Southern New England has been battered by three major winter storms in as many weeks. Severe coastal flooding and widespread power outages have prompted many to ask whether this is a new normal brought on by climate change. A growing body of research suggests it may be, and extreme warming in the Arctic may be responsible.

Winter in New England began with bitter cold and a record-setting storm in early January, then turned relatively mild. But March has come in like a lion, plunging the region back into what feels like the depths of winter.

That scenario is largely what Judah Cohen, director of seasonal forecasting at Lexington-based Atmospheric and Environmental Research, predicted based on conditions in the Arctic last fall.

“The headline was, watch out for a roller-coaster winter that would be whipsawing from extremes,” said Cohen. “But I have to admit that February was a much warmer month than I had anticipated.”

The link between the Arctic and New England winters is somewhat counterintuitive and has been controversial. Unusually warm conditions in the Arctic correlate with colder, snowier weather in the northeast. But there’s been some question as to whether Arctic warmth causes those severe winters.

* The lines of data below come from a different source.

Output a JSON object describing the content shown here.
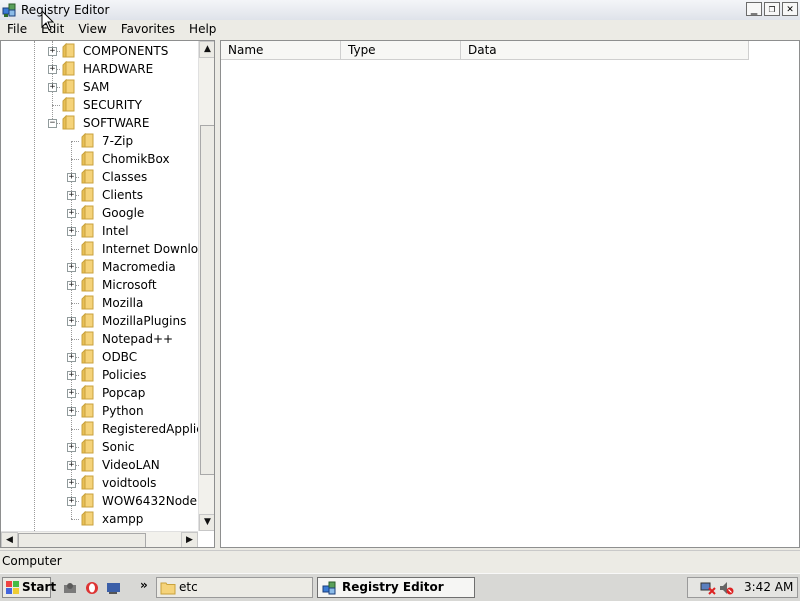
{
  "window": {
    "title": "Registry Editor",
    "buttons": [
      "_",
      "❐",
      "✕"
    ]
  },
  "menubar": {
    "items": [
      "File",
      "Edit",
      "View",
      "Favorites",
      "Help"
    ]
  },
  "tree": {
    "items": [
      {
        "label": "COMPONENTS",
        "level": 1,
        "expander": "+"
      },
      {
        "label": "HARDWARE",
        "level": 1,
        "expander": "+"
      },
      {
        "label": "SAM",
        "level": 1,
        "expander": "+"
      },
      {
        "label": "SECURITY",
        "level": 1,
        "expander": ""
      },
      {
        "label": "SOFTWARE",
        "level": 1,
        "expander": "−"
      },
      {
        "label": "7-Zip",
        "level": 2,
        "expander": ""
      },
      {
        "label": "ChomikBox",
        "level": 2,
        "expander": ""
      },
      {
        "label": "Classes",
        "level": 2,
        "expander": "+"
      },
      {
        "label": "Clients",
        "level": 2,
        "expander": "+"
      },
      {
        "label": "Google",
        "level": 2,
        "expander": "+"
      },
      {
        "label": "Intel",
        "level": 2,
        "expander": "+"
      },
      {
        "label": "Internet Downloac",
        "level": 2,
        "expander": ""
      },
      {
        "label": "Macromedia",
        "level": 2,
        "expander": "+"
      },
      {
        "label": "Microsoft",
        "level": 2,
        "expander": "+"
      },
      {
        "label": "Mozilla",
        "level": 2,
        "expander": ""
      },
      {
        "label": "MozillaPlugins",
        "level": 2,
        "expander": "+"
      },
      {
        "label": "Notepad++",
        "level": 2,
        "expander": ""
      },
      {
        "label": "ODBC",
        "level": 2,
        "expander": "+"
      },
      {
        "label": "Policies",
        "level": 2,
        "expander": "+"
      },
      {
        "label": "Popcap",
        "level": 2,
        "expander": "+"
      },
      {
        "label": "Python",
        "level": 2,
        "expander": "+"
      },
      {
        "label": "RegisteredApplica",
        "level": 2,
        "expander": ""
      },
      {
        "label": "Sonic",
        "level": 2,
        "expander": "+"
      },
      {
        "label": "VideoLAN",
        "level": 2,
        "expander": "+"
      },
      {
        "label": "voidtools",
        "level": 2,
        "expander": "+"
      },
      {
        "label": "WOW6432Node",
        "level": 2,
        "expander": "+"
      },
      {
        "label": "xampp",
        "level": 2,
        "expander": ""
      }
    ]
  },
  "list": {
    "columns": [
      "Name",
      "Type",
      "Data"
    ]
  },
  "status": {
    "path": "Computer"
  },
  "taskbar": {
    "start_label": "Start",
    "tasks": [
      {
        "label": "etc",
        "active": false
      },
      {
        "label": "Registry Editor",
        "active": true
      }
    ],
    "overflow": "»",
    "clock": "3:42 AM"
  },
  "icons": {
    "folder": "folder-icon",
    "app": "registry-editor-icon"
  },
  "colors": {
    "folder": "#f5d37a",
    "folder_edge": "#c9a23c"
  }
}
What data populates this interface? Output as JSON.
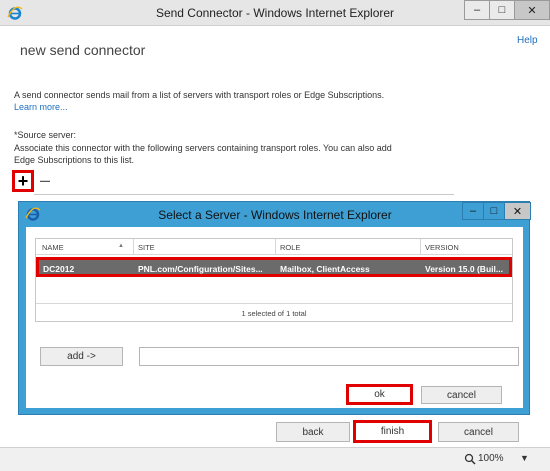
{
  "window": {
    "title": "Send Connector - Windows Internet Explorer",
    "controls": {
      "minimize": "–",
      "maximize": "□",
      "close": "✕"
    }
  },
  "page": {
    "help_link": "Help",
    "title": "new send connector",
    "description": "A send connector sends mail from a list of servers with transport roles or Edge Subscriptions.",
    "learn_more": "Learn more...",
    "source_server_label": "*Source server:",
    "source_server_desc": "Associate this connector with the following servers containing transport roles. You can also add Edge Subscriptions to this list.",
    "add_symbol": "+",
    "remove_symbol": "–"
  },
  "dialog": {
    "title": "Select a Server - Windows Internet Explorer",
    "controls": {
      "minimize": "–",
      "maximize": "□",
      "close": "✕"
    },
    "columns": [
      "NAME",
      "SITE",
      "ROLE",
      "VERSION"
    ],
    "sort_indicator": "▲",
    "rows": [
      {
        "name": "DC2012",
        "site": "PNL.com/Configuration/Sites...",
        "role": "Mailbox, ClientAccess",
        "version": "Version 15.0 (Buil..."
      }
    ],
    "selection_status": "1 selected of 1 total",
    "add_button": "add ->",
    "ok_button": "ok",
    "cancel_button": "cancel"
  },
  "footer": {
    "back_button": "back",
    "finish_button": "finish",
    "cancel_button": "cancel"
  },
  "statusbar": {
    "zoom": "100%",
    "zoom_dropdown": "▼"
  },
  "colors": {
    "highlight": "#e00000",
    "dialog_frame": "#3e9fd4",
    "selected_row": "#6b6b6b",
    "link": "#1f6fbf"
  },
  "icons": {
    "window_icon": "ie-logo-icon",
    "dialog_icon": "ie-logo-icon",
    "zoom_icon": "magnifier-icon"
  }
}
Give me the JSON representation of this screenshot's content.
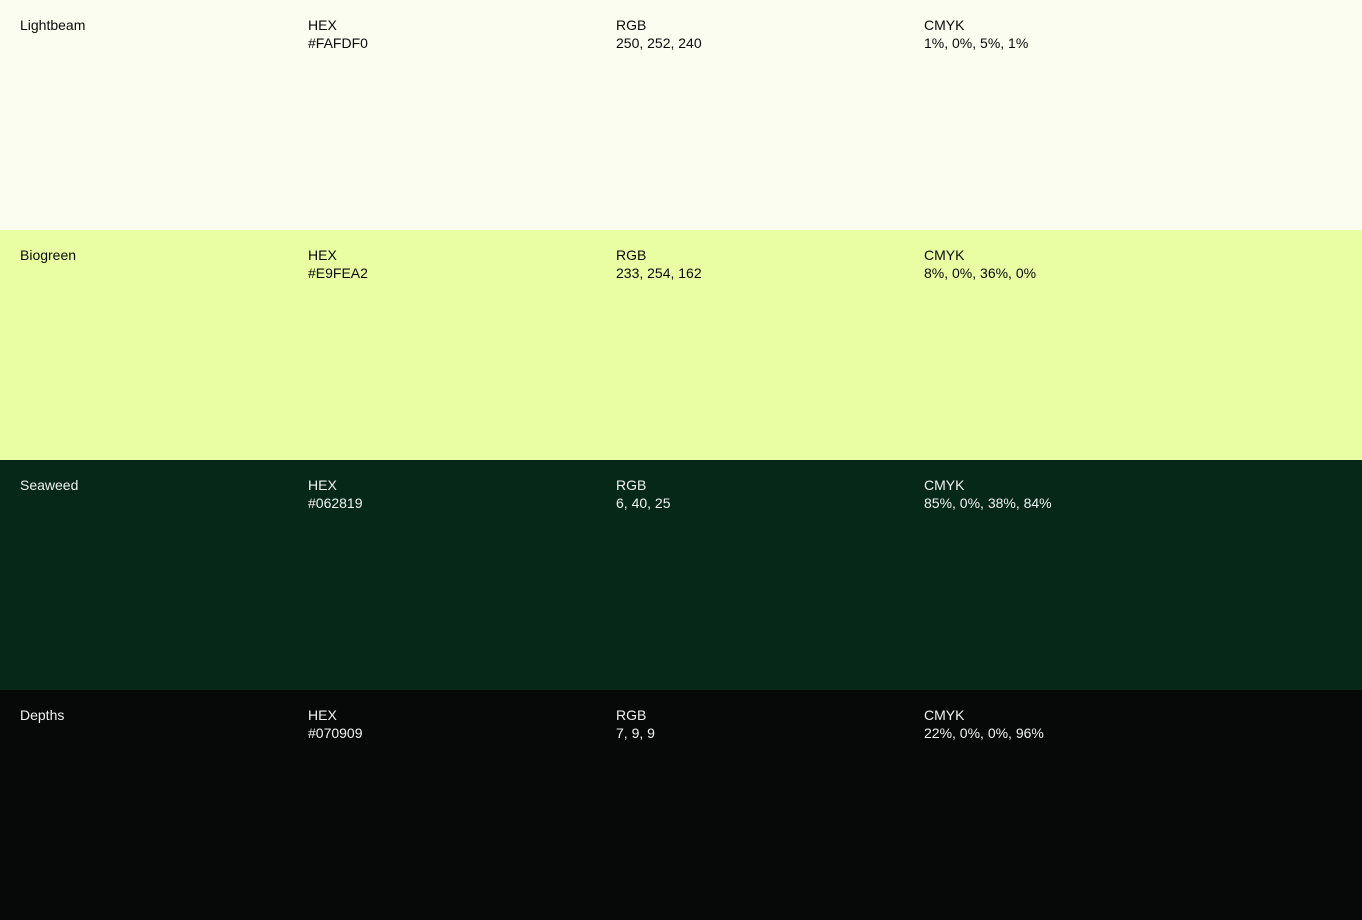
{
  "labels": {
    "hex": "HEX",
    "rgb": "RGB",
    "cmyk": "CMYK"
  },
  "swatches": [
    {
      "name": "Lightbeam",
      "hex": "#FAFDF0",
      "rgb": "250, 252, 240",
      "cmyk": "1%, 0%, 5%, 1%",
      "background": "#FAFDF0",
      "text_color": "#0a0a0a"
    },
    {
      "name": "Biogreen",
      "hex": "#E9FEA2",
      "rgb": "233, 254, 162",
      "cmyk": "8%, 0%, 36%, 0%",
      "background": "#E9FEA2",
      "text_color": "#0a0a0a"
    },
    {
      "name": "Seaweed",
      "hex": "#062819",
      "rgb": "6, 40, 25",
      "cmyk": "85%, 0%, 38%, 84%",
      "background": "#062819",
      "text_color": "#f2f2f2"
    },
    {
      "name": "Depths",
      "hex": "#070909",
      "rgb": "7, 9, 9",
      "cmyk": "22%, 0%, 0%, 96%",
      "background": "#070909",
      "text_color": "#f2f2f2"
    }
  ]
}
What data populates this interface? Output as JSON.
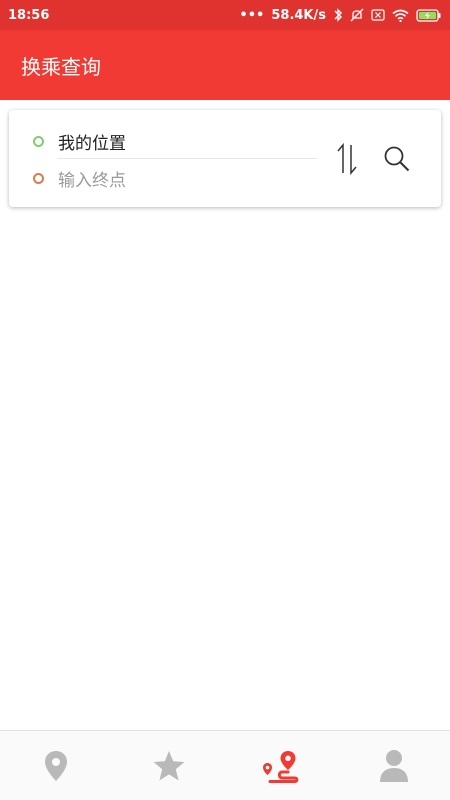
{
  "status_bar": {
    "time": "18:56",
    "net_speed": "58.4K/s",
    "icons": [
      "bluetooth-icon",
      "mute-icon",
      "sim-icon",
      "wifi-icon",
      "battery-charging-icon"
    ]
  },
  "app_bar": {
    "title": "换乘查询"
  },
  "route_card": {
    "start_label": "我的位置",
    "end_placeholder": "输入终点",
    "swap_icon": "swap-vertical-icon",
    "search_icon": "search-icon"
  },
  "bottom_nav": {
    "items": [
      {
        "icon": "location-pin-icon",
        "active": false
      },
      {
        "icon": "star-icon",
        "active": false
      },
      {
        "icon": "route-icon",
        "active": true
      },
      {
        "icon": "person-icon",
        "active": false
      }
    ]
  },
  "colors": {
    "status_bar": "#e0332f",
    "app_bar": "#f03a33",
    "start_dot": "#7fcf6e",
    "end_dot": "#e07a48",
    "nav_active": "#f03a33",
    "nav_inactive": "#b9b9b9"
  }
}
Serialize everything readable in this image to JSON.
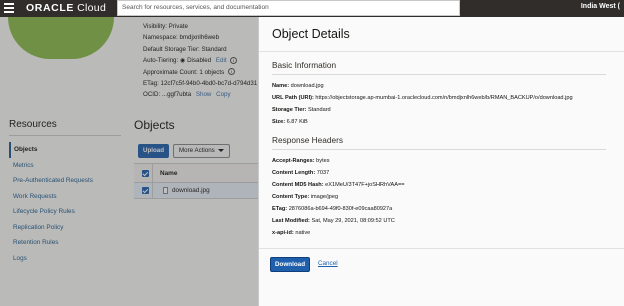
{
  "topbar": {
    "logo_brand": "ORACLE",
    "logo_product": "Cloud",
    "search_placeholder": "Search for resources, services, and documentation",
    "region": "India West (",
    "bg": "#312d2a"
  },
  "bucket_meta": {
    "visibility": "Visibility: Private",
    "namespace": "Namespace: bmdjxnlh6web",
    "storage_tier": "Default Storage Tier: Standard",
    "auto_tiering_label": "Auto-Tiering:",
    "auto_tiering_value": "Disabled",
    "auto_tiering_edit": "Edit",
    "approx_count": "Approximate Count: 1 objects",
    "etag": "ETag: 12cf7c5f-94b0-4bd0-bc7d-d794d31",
    "ocid_label": "OCID:",
    "ocid_value": "...ggf7ubta",
    "ocid_show": "Show",
    "ocid_copy": "Copy"
  },
  "resources": {
    "title": "Resources",
    "items": [
      {
        "label": "Objects",
        "active": true
      },
      {
        "label": "Metrics"
      },
      {
        "label": "Pre-Authenticated Requests"
      },
      {
        "label": "Work Requests"
      },
      {
        "label": "Lifecycle Policy Rules"
      },
      {
        "label": "Replication Policy"
      },
      {
        "label": "Retention Rules"
      },
      {
        "label": "Logs"
      }
    ]
  },
  "objects": {
    "title": "Objects",
    "upload_label": "Upload",
    "more_actions_label": "More Actions",
    "column_name": "Name",
    "rows": [
      {
        "name": "download.jpg"
      }
    ]
  },
  "drawer": {
    "title": "Object Details",
    "basic_info_title": "Basic Information",
    "name_label": "Name:",
    "name_value": "download.jpg",
    "url_label": "URL Path (URI):",
    "url_value": "https://objectstorage.ap-mumbai-1.oraclecloud.com/n/bmdjxnlh6web/b/RMAN_BACKUP/o/download.jpg",
    "storage_tier_label": "Storage Tier:",
    "storage_tier_value": "Standard",
    "size_label": "Size:",
    "size_value": "6.87 KiB",
    "response_headers_title": "Response Headers",
    "accept_ranges_label": "Accept-Ranges:",
    "accept_ranges_value": "bytes",
    "content_length_label": "Content Length:",
    "content_length_value": "7037",
    "content_md5_label": "Content MD5 Hash:",
    "content_md5_value": "eX1MeU/3T47F+joSHRhVAA==",
    "content_type_label": "Content Type:",
    "content_type_value": "image/jpeg",
    "etag_label": "ETag:",
    "etag_value": "2876086a-b694-49f0-830f-e09caa80927a",
    "last_modified_label": "Last Modified:",
    "last_modified_value": "Sat, May 29, 2021, 08:09:52 UTC",
    "api_id_label": "x-api-id:",
    "api_id_value": "native",
    "download_label": "Download",
    "cancel_label": "Cancel"
  },
  "colors": {
    "primary": "#1f5fab",
    "link": "#3c6ea7",
    "brand_green": "#8ab94a"
  }
}
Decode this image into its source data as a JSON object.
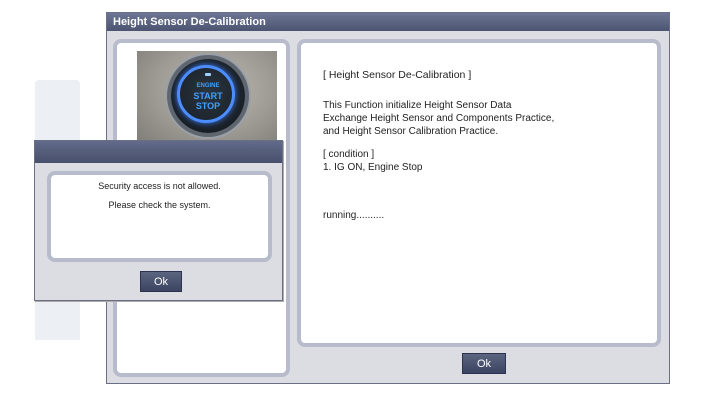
{
  "main_window": {
    "title": "Height Sensor De-Calibration",
    "image": {
      "label_top": "ENGINE",
      "label_mid": "START",
      "label_bottom": "STOP"
    },
    "content": {
      "heading": "[ Height Sensor De-Calibration ]",
      "description": [
        "This Function initialize Height Sensor Data",
        "Exchange Height Sensor and Components  Practice,",
        "and Height Sensor Calibration Practice."
      ],
      "condition_title": "[ condition ]",
      "condition_items": [
        "1. IG ON, Engine Stop"
      ],
      "status": "running.........."
    },
    "ok_label": "Ok"
  },
  "dialog": {
    "title": "",
    "messages": [
      "Security access is not allowed.",
      "Please check the system."
    ],
    "ok_label": "Ok"
  },
  "colors": {
    "titlebar": "#4f5874",
    "panel_border": "#b7bbcb",
    "window_bg": "#dcdde3",
    "button": "#4b5470",
    "engine_glow": "#4c8dff"
  }
}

Now, a new study — published the day the most recent storm hit — adds to the evidence and helps shed light on the nature of the connection. It finds that extreme warmth in the Arctic often precedes New England cold by about five days, and that warming that extends high into the atmosphere has the strongest effect. The study also finds that the connection is strongest in mid- to late-winter.

Senior author Jennifer Frances of Rutgers University is hesitant to declare March the new January, but she says that mother nature “has been giving us quite a few examples” this year of how climate change may play out.

Mid-March is when many in southern New England would usually get their gardens started.

With the weather we’ve been having, that may seem a distant dream right now, but a new book has plenty of ideas about how – and why – to incorporate native plants into our landscapes. It’s called Native Plants for New England Gardens and the co-author is Dan Jaffe, propagator and stock bed grower at the New England Wildflower Society's Garden in the Woods.

Jaffe tells Living Lab Radio that one of the best reasons for planting native plants is that they survive without a lot of fuss.

“Any of that weird stuff that New England has a way of throwing at us tends to be something that they’ve dealt with before, so they tend to be a lot lower maintenance,” he said.

There’s been a steady decline in mental health among teens and young adults in recent decades. Since 1960, anxiety, depression and addiction have increased, as has the number of young people who say they aren’t in control of their lives. That perceived lack of control may be at the heart of the problem.

In The Self-Driven Child: The Science and Sense of Giving Your Kids More Control Over Their Lives, Ned Johnson and William Stixrud draw on the work of numerous neuroscientists, psychologists, and social scientists, as well as their own experiences. The upshot: parents who are afraid to let their children flounder or fail may be causing more stress than they are alleviating, the book says, and the results can be lifelong.

“We’re so worried about the outcome, that we have a tendency to want to exert more control,” Johnson said. “The challenge is that it’s a bit of a zero-sum game, and so if I try to exert more control over my kids, they naturally feel less control themselves.”

Johnson and Stixrud not only explain the underlying biology of the brain and how stress changes it, they also provide examples, scripts, and “what to do tonight” lists for parents interested in helping their children take control of their own lives.